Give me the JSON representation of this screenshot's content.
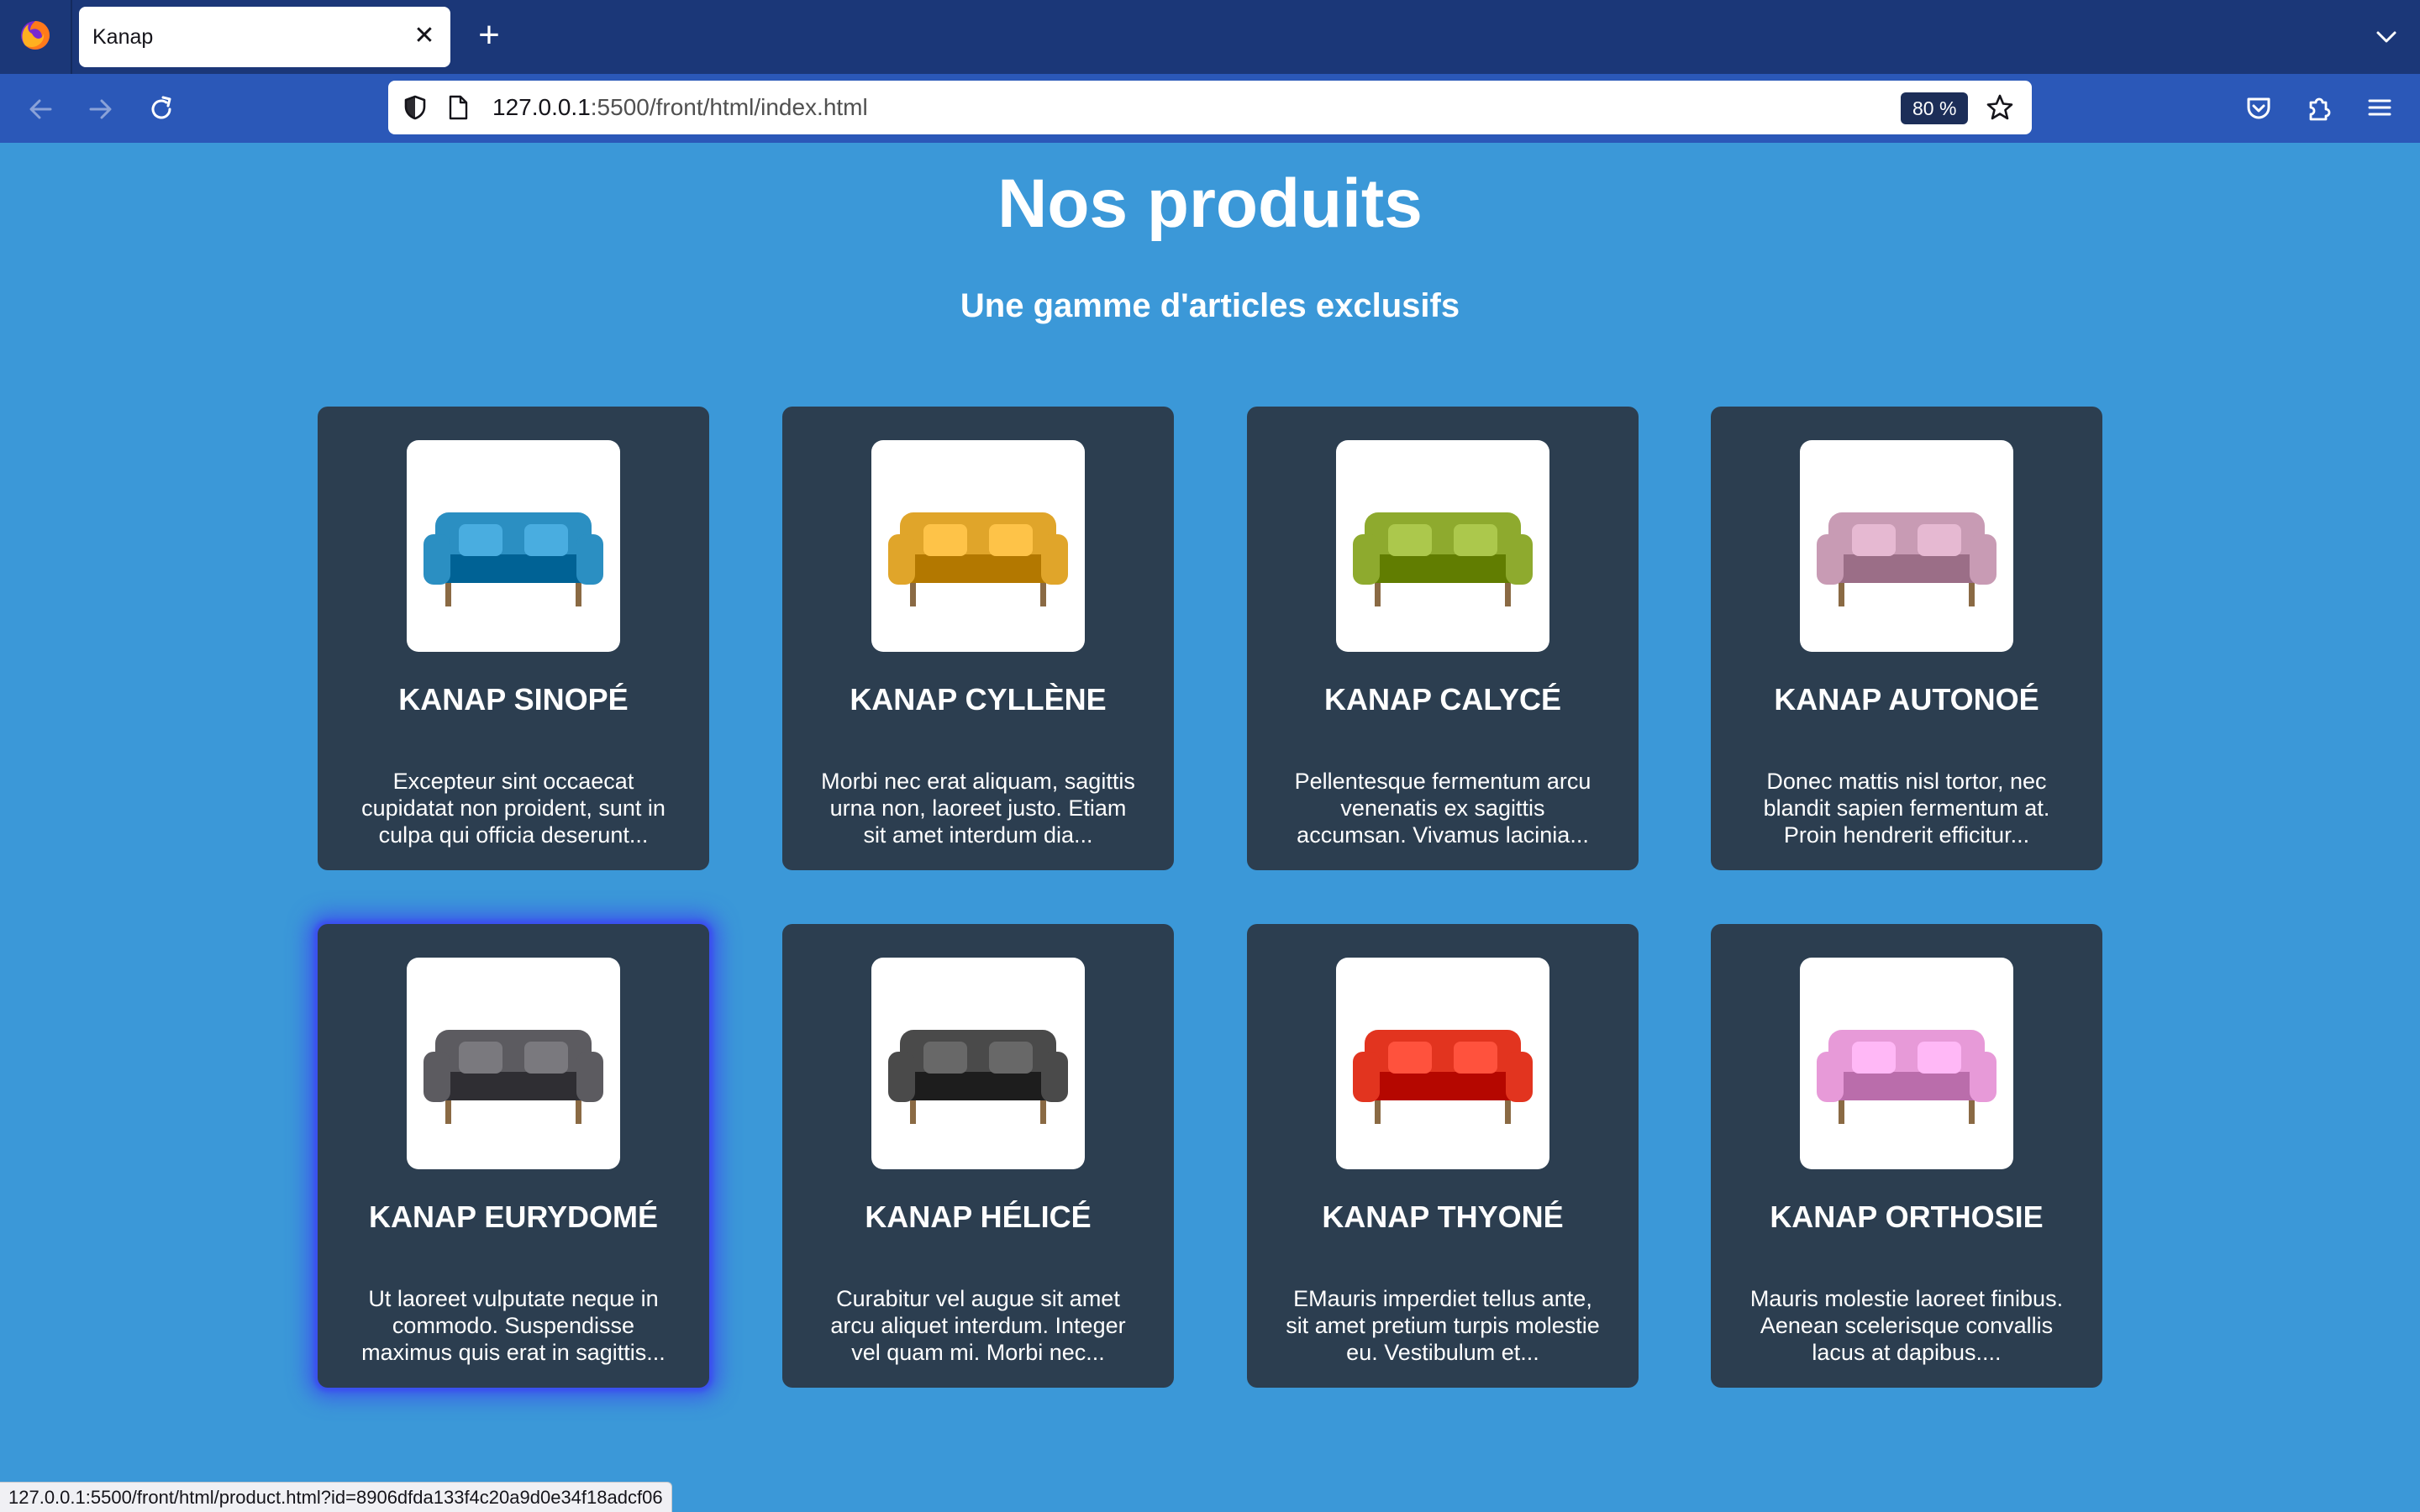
{
  "browser": {
    "tab_title": "Kanap",
    "url_host": "127.0.0.1",
    "url_rest": ":5500/front/html/index.html",
    "zoom": "80 %",
    "status_url": "127.0.0.1:5500/front/html/product.html?id=8906dfda133f4c20a9d0e34f18adcf06"
  },
  "page": {
    "title": "Nos produits",
    "subtitle": "Une gamme d'articles exclusifs"
  },
  "products": [
    {
      "name": "KANAP SINOPÉ",
      "desc": "Excepteur sint occaecat cupidatat non proident, sunt in culpa qui officia deserunt...",
      "color": "#2b8fc2"
    },
    {
      "name": "KANAP CYLLÈNE",
      "desc": "Morbi nec erat aliquam, sagittis urna non, laoreet justo. Etiam sit amet interdum dia...",
      "color": "#e0a52a"
    },
    {
      "name": "KANAP CALYCÉ",
      "desc": "Pellentesque fermentum arcu venenatis ex sagittis accumsan. Vivamus lacinia...",
      "color": "#8eaa2e"
    },
    {
      "name": "KANAP AUTONOÉ",
      "desc": "Donec mattis nisl tortor, nec blandit sapien fermentum at. Proin hendrerit efficitur...",
      "color": "#c89bb4"
    },
    {
      "name": "KANAP EURYDOMÉ",
      "desc": "Ut laoreet vulputate neque in commodo. Suspendisse maximus quis erat in sagittis...",
      "color": "#5c5b60"
    },
    {
      "name": "KANAP HÉLICÉ",
      "desc": "Curabitur vel augue sit amet arcu aliquet interdum. Integer vel quam mi. Morbi nec...",
      "color": "#4a4a4a"
    },
    {
      "name": "KANAP THYONÉ",
      "desc": "EMauris imperdiet tellus ante, sit amet pretium turpis molestie eu. Vestibulum et...",
      "color": "#e2341f"
    },
    {
      "name": "KANAP ORTHOSIE",
      "desc": "Mauris molestie laoreet finibus. Aenean scelerisque convallis lacus at dapibus....",
      "color": "#e79ad8"
    }
  ]
}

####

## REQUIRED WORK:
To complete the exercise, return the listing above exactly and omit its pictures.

## EXERCISE RESULT:
Give me the JSON representation of this screenshot's content.
{
  "browser": {
    "tab_title": "Kanap",
    "url_host": "127.0.0.1",
    "url_rest": ":5500/front/html/index.html",
    "zoom": "80 %",
    "status_url": "127.0.0.1:5500/front/html/product.html?id=8906dfda133f4c20a9d0e34f18adcf06"
  },
  "page": {
    "title": "Nos produits",
    "subtitle": "Une gamme d'articles exclusifs"
  },
  "products": [
    {
      "name": "KANAP SINOPÉ",
      "desc": "Excepteur sint occaecat cupidatat non proident, sunt in culpa qui officia deserunt...",
      "color": "#2b8fc2"
    },
    {
      "name": "KANAP CYLLÈNE",
      "desc": "Morbi nec erat aliquam, sagittis urna non, laoreet justo. Etiam sit amet interdum dia...",
      "color": "#e0a52a"
    },
    {
      "name": "KANAP CALYCÉ",
      "desc": "Pellentesque fermentum arcu venenatis ex sagittis accumsan. Vivamus lacinia...",
      "color": "#8eaa2e"
    },
    {
      "name": "KANAP AUTONOÉ",
      "desc": "Donec mattis nisl tortor, nec blandit sapien fermentum at. Proin hendrerit efficitur...",
      "color": "#c89bb4"
    },
    {
      "name": "KANAP EURYDOMÉ",
      "desc": "Ut laoreet vulputate neque in commodo. Suspendisse maximus quis erat in sagittis...",
      "color": "#5c5b60"
    },
    {
      "name": "KANAP HÉLICÉ",
      "desc": "Curabitur vel augue sit amet arcu aliquet interdum. Integer vel quam mi. Morbi nec...",
      "color": "#4a4a4a"
    },
    {
      "name": "KANAP THYONÉ",
      "desc": "EMauris imperdiet tellus ante, sit amet pretium turpis molestie eu. Vestibulum et...",
      "color": "#e2341f"
    },
    {
      "name": "KANAP ORTHOSIE",
      "desc": "Mauris molestie laoreet finibus. Aenean scelerisque convallis lacus at dapibus....",
      "color": "#e79ad8"
    }
  ]
}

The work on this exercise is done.